Given entries:
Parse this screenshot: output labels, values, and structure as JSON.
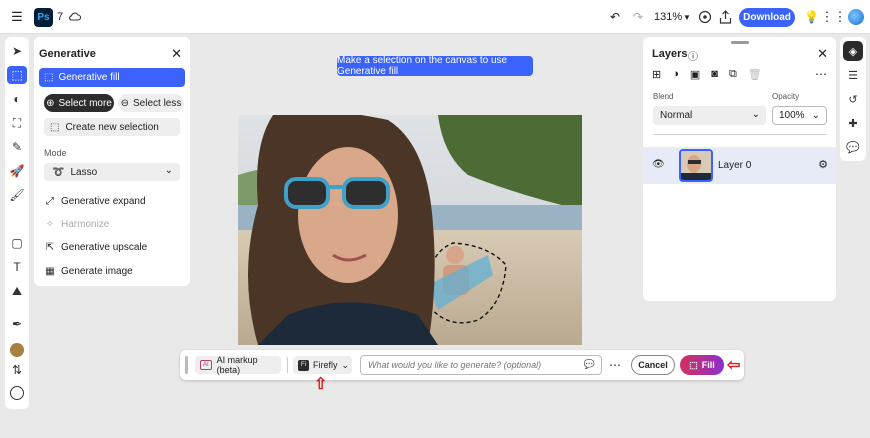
{
  "topbar": {
    "menu_icon": "hamburger-icon",
    "app_logo": "Ps",
    "version": "7",
    "cloud_icon": "cloud-icon",
    "zoom": "131%",
    "download_label": "Download"
  },
  "left_tools": [
    "select-icon",
    "generative-icon",
    "adjust-icon",
    "quick-select-icon",
    "heal-icon",
    "rocket-icon",
    "brush-icon",
    "shape-icon",
    "text-icon",
    "image-icon",
    "eyedropper-icon",
    "color-swatch",
    "swap-icon",
    "bg-swatch"
  ],
  "generative_panel": {
    "title": "Generative",
    "generative_fill": "Generative fill",
    "select_more": "Select more",
    "select_less": "Select less",
    "create_new_selection": "Create new selection",
    "mode_label": "Mode",
    "mode_value": "Lasso",
    "items": [
      {
        "label": "Generative expand",
        "icon": "expand-icon",
        "disabled": false
      },
      {
        "label": "Harmonize",
        "icon": "harmonize-icon",
        "disabled": true
      },
      {
        "label": "Generative upscale",
        "icon": "upscale-icon",
        "disabled": false
      },
      {
        "label": "Generate image",
        "icon": "generate-image-icon",
        "disabled": false
      }
    ]
  },
  "hint": "Make a selection on the canvas to use Generative fill",
  "layers_panel": {
    "title": "Layers",
    "blend_label": "Blend",
    "blend_value": "Normal",
    "opacity_label": "Opacity",
    "opacity_value": "100%",
    "layer_name": "Layer 0"
  },
  "bottom_bar": {
    "ai_markup": "AI markup (beta)",
    "model": "Firefly",
    "prompt_placeholder": "What would you like to generate? (optional)",
    "cancel": "Cancel",
    "fill": "Fill"
  },
  "colors": {
    "accent": "#3b63fb",
    "foreground_swatch": "#a8803f",
    "fill_gradient_start": "#d5305f",
    "fill_gradient_end": "#8a2fd0",
    "annotation_arrow": "#d81f26"
  }
}
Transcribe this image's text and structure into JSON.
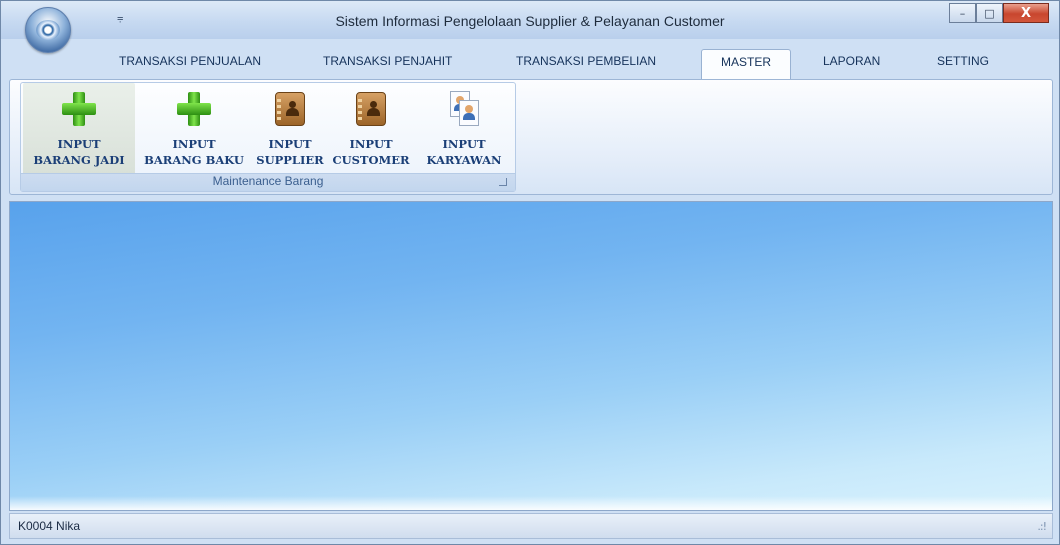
{
  "window": {
    "title": "Sistem Informasi Pengelolaan Supplier & Pelayanan Customer",
    "quick_access_arrow": "⩦",
    "minimize_glyph": "–",
    "maximize_glyph": "□",
    "close_glyph": "X"
  },
  "tabs": [
    {
      "label": "TRANSAKSI PENJUALAN"
    },
    {
      "label": "TRANSAKSI PENJAHIT"
    },
    {
      "label": "TRANSAKSI PEMBELIAN"
    },
    {
      "label": "MASTER",
      "active": true
    },
    {
      "label": "LAPORAN"
    },
    {
      "label": "SETTING"
    }
  ],
  "ribbon": {
    "group_label": "Maintenance Barang",
    "buttons": [
      {
        "line1": "INPUT",
        "line2": "BARANG JADI",
        "icon": "green-plus-icon"
      },
      {
        "line1": "INPUT",
        "line2": "BARANG BAKU",
        "icon": "green-plus-icon"
      },
      {
        "line1": "INPUT",
        "line2": "SUPPLIER",
        "icon": "address-book-icon"
      },
      {
        "line1": "INPUT",
        "line2": "CUSTOMER",
        "icon": "address-book-icon"
      },
      {
        "line1": "INPUT",
        "line2": "KARYAWAN",
        "icon": "employee-cards-icon"
      }
    ]
  },
  "status": {
    "user": "K0004  Nika",
    "grip_glyph": ".:!"
  },
  "colors": {
    "accent": "#1b3f77",
    "workspace_top": "#58a2ec",
    "workspace_bottom": "#d9f2fd"
  }
}
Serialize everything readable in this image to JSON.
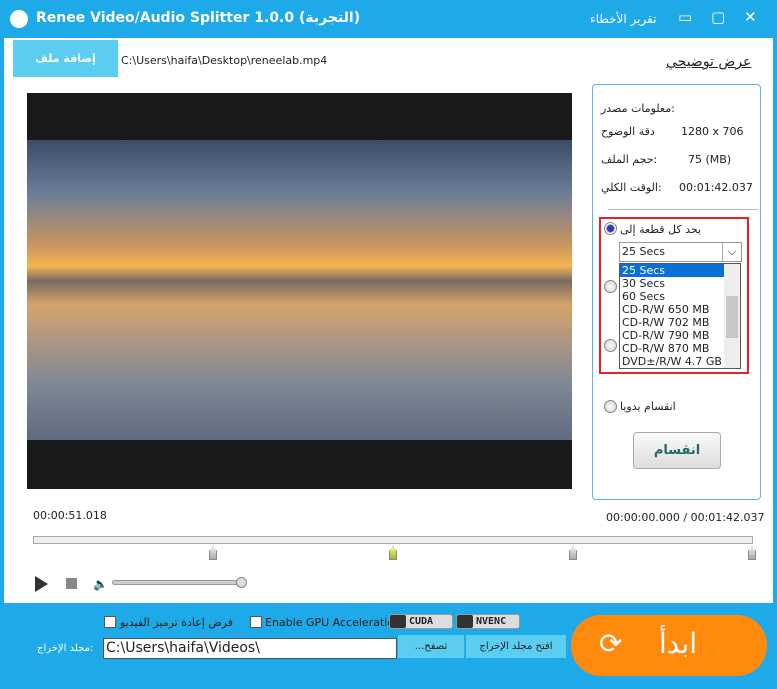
{
  "window": {
    "title": "Renee Video/Audio Splitter 1.0.0 (التجربة)",
    "report_errors": "تقرير الأخطاء",
    "minimize": "▭",
    "restore": "▢",
    "close": "✕"
  },
  "file": {
    "add_button": "إضافة ملف",
    "path": "C:\\Users\\haifa\\Desktop\\reneelab.mp4"
  },
  "preview_label": "عرض توضيحي",
  "source": {
    "heading": "معلومات مصدر:",
    "resolution_label": "دقة الوضوح",
    "resolution": "1280 x 706",
    "size_label": "حجم الملف:",
    "size": "75 (MB)",
    "duration_label": "الوقت الكلي:",
    "duration": "00:01:42.037"
  },
  "split": {
    "each_label": "يحد كل قطعة إلى",
    "selected": "25 Secs",
    "options": [
      "25 Secs",
      "30 Secs",
      "60 Secs",
      "CD-R/W 650 MB",
      "CD-R/W 702 MB",
      "CD-R/W 790 MB",
      "CD-R/W 870 MB",
      "DVD±/R/W 4.7 GB"
    ],
    "manual_label": "انقسام يدويا",
    "split_button": "انقسام"
  },
  "player": {
    "current": "00:00:51.018",
    "range": "00:00:00.000 / 00:01:42.037",
    "volume": 1.0
  },
  "bottom": {
    "reencode_label": "فرض إعادة ترميز الفيديو",
    "gpu_label": "Enable GPU Acceleration",
    "cuda": "CUDA",
    "nvenc": "NVENC",
    "output_label": "مجلد الإخراج:",
    "output_path": "C:\\Users\\haifa\\Videos\\",
    "browse": "...تصفح",
    "open_folder": "افتح مجلد الإخراج",
    "start": "ابدأ"
  },
  "colors": {
    "accent": "#1eaae8",
    "start": "#ff8a0c",
    "highlight": "#e8202e"
  }
}
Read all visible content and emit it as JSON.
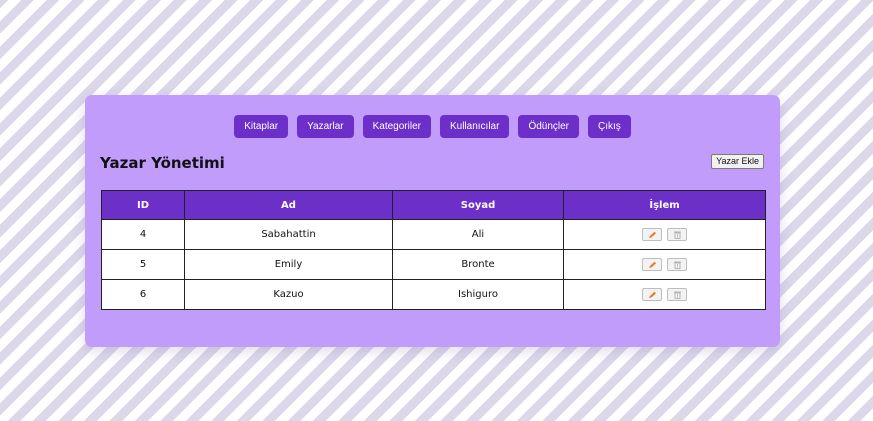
{
  "nav": {
    "items": [
      "Kitaplar",
      "Yazarlar",
      "Kategoriler",
      "Kullanıcılar",
      "Ödünçler",
      "Çıkış"
    ]
  },
  "page": {
    "title": "Yazar Yönetimi",
    "add_button": "Yazar Ekle"
  },
  "table": {
    "headers": [
      "ID",
      "Ad",
      "Soyad",
      "İşlem"
    ],
    "rows": [
      {
        "id": "4",
        "ad": "Sabahattin",
        "soyad": "Ali"
      },
      {
        "id": "5",
        "ad": "Emily",
        "soyad": "Bronte"
      },
      {
        "id": "6",
        "ad": "Kazuo",
        "soyad": "Ishiguro"
      }
    ],
    "actions": {
      "edit_icon": "pencil-icon",
      "delete_icon": "trash-icon"
    }
  },
  "colors": {
    "panel": "#c19cfb",
    "accent": "#6d2fc9",
    "edit_icon": "#f0731f",
    "delete_icon": "#b0b0b0"
  }
}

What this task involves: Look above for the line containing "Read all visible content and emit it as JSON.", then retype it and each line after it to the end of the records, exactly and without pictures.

Exercise output:
Read all visible content and emit it as JSON.
{
  "nav": {
    "items": [
      "Kitaplar",
      "Yazarlar",
      "Kategoriler",
      "Kullanıcılar",
      "Ödünçler",
      "Çıkış"
    ]
  },
  "page": {
    "title": "Yazar Yönetimi",
    "add_button": "Yazar Ekle"
  },
  "table": {
    "headers": [
      "ID",
      "Ad",
      "Soyad",
      "İşlem"
    ],
    "rows": [
      {
        "id": "4",
        "ad": "Sabahattin",
        "soyad": "Ali"
      },
      {
        "id": "5",
        "ad": "Emily",
        "soyad": "Bronte"
      },
      {
        "id": "6",
        "ad": "Kazuo",
        "soyad": "Ishiguro"
      }
    ],
    "actions": {
      "edit_icon": "pencil-icon",
      "delete_icon": "trash-icon"
    }
  },
  "colors": {
    "panel": "#c19cfb",
    "accent": "#6d2fc9",
    "edit_icon": "#f0731f",
    "delete_icon": "#b0b0b0"
  }
}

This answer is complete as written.